How to Choose the Right Kitchen Sink
The kitchen is the heart of home, but the sink is the star of the kitchen. Read on to find out what kind of sink is best for you.
What's a kitchen without a sink? Like most rooms, it's important to keep function in mind when designing your dream space. When it comes to the kitchen, this mentality is key, as these essentials (sink, ovens, and other appliances) are the very building blocks of the space.
Even with a component as simple as the sink, it's important to weigh all the options. You'll want to select a sink that will work well and withstand years of daily use. To that end, really take time to think about how you and your family will use the kitchen sink. Do you often use big pots and pans that bang around the sink? Do you have small children and lots of art projects (ahem, messes) in your future? Are you a gardener who's dragging dirt inside?

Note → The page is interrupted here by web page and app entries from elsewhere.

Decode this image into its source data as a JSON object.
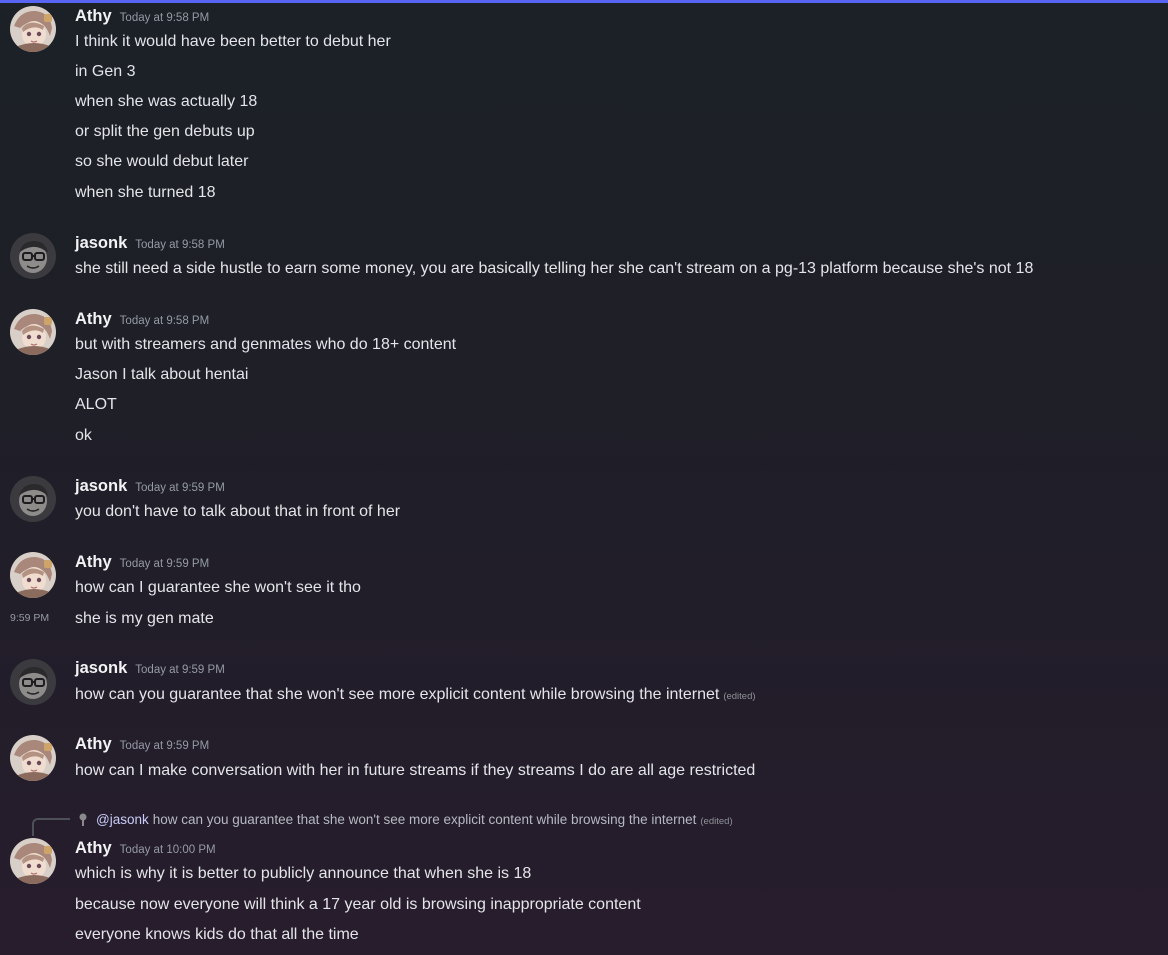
{
  "messages": [
    {
      "author": "Athy",
      "timestamp": "Today at 9:58 PM",
      "lines": [
        "I think it would have been better to debut her",
        "in Gen 3",
        "when she was actually 18",
        "or split the gen debuts up",
        "so she would debut later",
        "when she turned 18"
      ]
    },
    {
      "author": "jasonk",
      "timestamp": "Today at 9:58 PM",
      "lines": [
        "she still need a side hustle to earn some money, you are basically telling her she can't stream on a pg-13 platform because she's not 18"
      ]
    },
    {
      "author": "Athy",
      "timestamp": "Today at 9:58 PM",
      "lines": [
        "but with streamers and genmates who do 18+ content",
        "Jason I talk about hentai",
        "ALOT",
        "ok"
      ]
    },
    {
      "author": "jasonk",
      "timestamp": "Today at 9:59 PM",
      "lines": [
        "you don't have to talk about that in front of her"
      ]
    },
    {
      "author": "Athy",
      "timestamp": "Today at 9:59 PM",
      "lines": [
        "how can I guarantee she won't see it tho",
        "she is my gen mate"
      ],
      "hover_timestamp": "9:59 PM"
    },
    {
      "author": "jasonk",
      "timestamp": "Today at 9:59 PM",
      "lines": [
        "how can you guarantee that she won't see more explicit content while browsing the internet"
      ],
      "edited": "(edited)"
    },
    {
      "author": "Athy",
      "timestamp": "Today at 9:59 PM",
      "lines": [
        "how can I make conversation with her in future streams if they streams I do are all age restricted"
      ]
    },
    {
      "author": "Athy",
      "timestamp": "Today at 10:00 PM",
      "lines": [
        "which is why it is better to publicly announce that when she is 18",
        "because now everyone will think a 17 year old is browsing inappropriate content",
        "everyone knows kids do that all the time"
      ],
      "reply": {
        "mention": "@jasonk",
        "text": "how can you guarantee that she won't see more explicit content while browsing the internet",
        "edited": "(edited)"
      }
    }
  ],
  "colors": {
    "accent_bar": "#5865f2",
    "username": "#f2f3f5",
    "message_text": "#e3e5e8",
    "timestamp": "#949ba4"
  },
  "icons": {
    "athy_avatar": "anime-avatar-icon",
    "jasonk_avatar": "cartoon-avatar-icon"
  }
}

Kitchen sinks are typically made from stainless steel, enamel-coated cast iron, solid surfaces and composites. Let's talk about the strengths and weaknesses of each of these materials:
Designers love stainless steel sinks because of their undermount capability. Also, as homeowners, we tend to be hard on sinks, and stainless steel is always a popular choice for it's durability. When shopping for a sink, keep in mind that lower-gauge stainless steel makes for a better quality sink. Some people find stainless steel sinks noisy, but that's a problem that can be addressed by choosing a design featuring sound-absorption technology. Franke Kitchen Systems offers some impressive options with great style to match. Find out more about their stainless steel sinks at Franke.com.
enamel-coated cast iron
Once the standard in kitchen sinks, enamel-coated cast iron has taken a back seat in today's kitchen. They're often very attractive; however, enamel can scratch and wear over time, so it's not ideal for those who cook a lot or have multipurpose kitchens.
If ease of cleanup is important, a solid surface sink that's built into the countertop is an option to investigate. However, it's not very durable. While minor scratches can be buffed out of solid surface sinks, they're prone to chipping. Also, transferring hot pots and pans directly from the cooktop to the sink can damage solid surfaces.
There are several types of composite sinks. Although fairly new to the market, they're typically made of polyester/acrylic. Coming in at a lower price point and with many colors to choose from, this sink might appeal to homeowners on a budget. However, these materials aren't as durable as other sink options and drop-in sinks can be a real pain to clean.
In most cases, stainless steel is the way to go. It's durable, easy to integrate into most designs and will surely stand the test of time. Before you make your final decision, make sure to pay a visit to a local showroom. Best Plumbing Tile & Stone is a great resource for anyone doing a kitchen renovation. With four beautiful showrooms in Stamford, Scarsdale, Yorktown and Somers, there's bound to be one close to your home.
To find your local Best Plumbing showroom, click here.